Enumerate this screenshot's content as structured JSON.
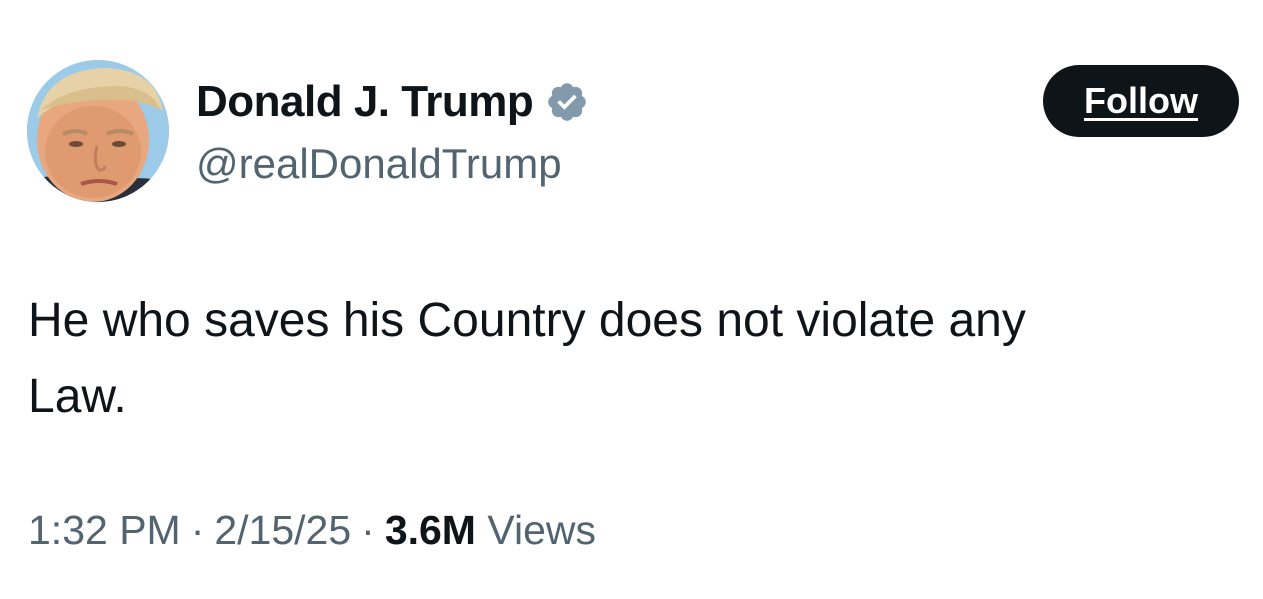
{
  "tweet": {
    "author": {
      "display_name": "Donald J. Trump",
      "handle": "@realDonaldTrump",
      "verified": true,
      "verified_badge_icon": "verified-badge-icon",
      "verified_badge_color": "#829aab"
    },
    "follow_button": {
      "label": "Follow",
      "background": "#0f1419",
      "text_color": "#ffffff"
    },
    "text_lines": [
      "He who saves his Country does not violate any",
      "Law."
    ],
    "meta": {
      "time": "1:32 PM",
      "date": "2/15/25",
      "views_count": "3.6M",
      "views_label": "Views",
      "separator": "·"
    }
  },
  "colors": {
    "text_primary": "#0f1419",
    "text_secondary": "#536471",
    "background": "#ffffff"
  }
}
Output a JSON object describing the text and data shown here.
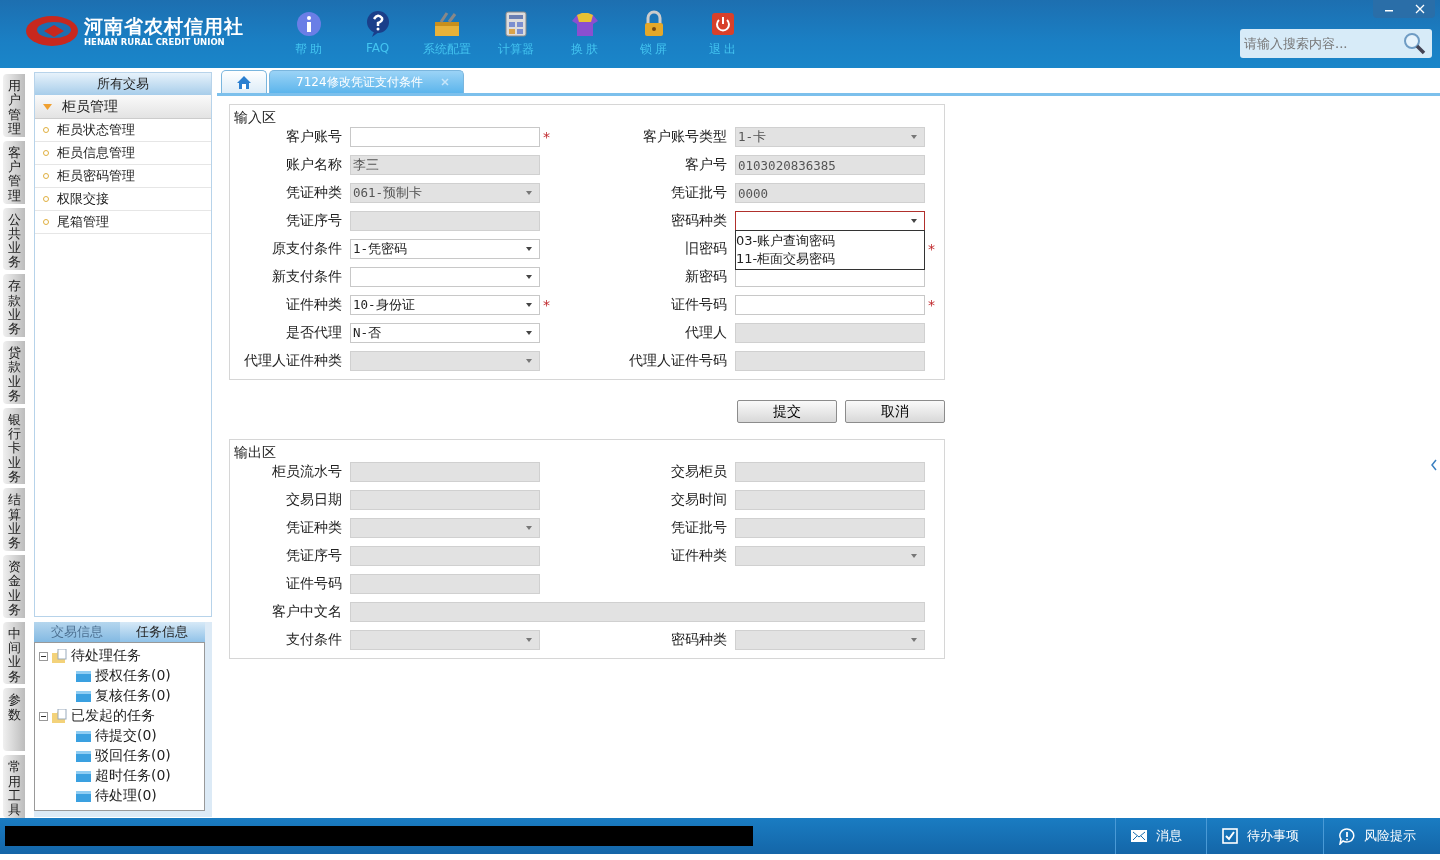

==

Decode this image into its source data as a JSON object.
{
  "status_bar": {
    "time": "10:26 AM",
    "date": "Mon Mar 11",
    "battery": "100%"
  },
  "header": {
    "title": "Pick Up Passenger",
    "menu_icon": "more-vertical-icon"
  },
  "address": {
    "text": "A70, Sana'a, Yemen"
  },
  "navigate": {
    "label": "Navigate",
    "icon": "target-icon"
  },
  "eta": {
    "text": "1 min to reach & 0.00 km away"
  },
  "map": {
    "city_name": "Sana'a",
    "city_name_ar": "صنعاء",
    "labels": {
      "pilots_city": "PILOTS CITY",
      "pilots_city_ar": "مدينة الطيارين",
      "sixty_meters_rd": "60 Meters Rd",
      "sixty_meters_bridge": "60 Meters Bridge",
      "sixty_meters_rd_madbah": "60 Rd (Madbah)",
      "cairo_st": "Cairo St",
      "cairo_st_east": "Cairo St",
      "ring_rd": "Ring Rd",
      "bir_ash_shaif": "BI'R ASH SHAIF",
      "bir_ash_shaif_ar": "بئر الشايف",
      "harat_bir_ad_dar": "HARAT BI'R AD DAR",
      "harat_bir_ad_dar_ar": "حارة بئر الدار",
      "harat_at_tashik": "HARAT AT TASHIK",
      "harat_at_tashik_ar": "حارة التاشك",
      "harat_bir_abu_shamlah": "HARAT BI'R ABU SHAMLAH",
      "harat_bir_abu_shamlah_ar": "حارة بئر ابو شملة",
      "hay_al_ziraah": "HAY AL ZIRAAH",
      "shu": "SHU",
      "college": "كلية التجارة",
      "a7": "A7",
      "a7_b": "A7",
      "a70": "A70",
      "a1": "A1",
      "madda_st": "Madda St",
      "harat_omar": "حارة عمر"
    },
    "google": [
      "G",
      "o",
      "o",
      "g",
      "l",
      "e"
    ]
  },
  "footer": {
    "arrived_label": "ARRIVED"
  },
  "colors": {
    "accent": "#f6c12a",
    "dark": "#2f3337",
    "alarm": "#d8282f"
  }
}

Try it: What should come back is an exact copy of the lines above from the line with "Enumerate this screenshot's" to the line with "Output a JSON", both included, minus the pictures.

Answer for the task:
Enumerate this screenshot's content as structured JSON.
{
  "tweet": {
    "author": {
      "display_name": "Donald J. Trump",
      "handle": "@realDonaldTrump",
      "verified": true,
      "verified_badge_icon": "verified-badge-icon",
      "verified_badge_color": "#829aab"
    },
    "follow_button": {
      "label": "Follow",
      "background": "#0f1419",
      "text_color": "#ffffff"
    },
    "text_lines": [
      "He who saves his Country does not violate any",
      "Law."
    ],
    "meta": {
      "time": "1:32 PM",
      "date": "2/15/25",
      "views_count": "3.6M",
      "views_label": "Views",
      "separator": "·"
    }
  },
  "colors": {
    "text_primary": "#0f1419",
    "text_secondary": "#536471",
    "background": "#ffffff"
  }
}
Output a JSON object describing the text and data shown here.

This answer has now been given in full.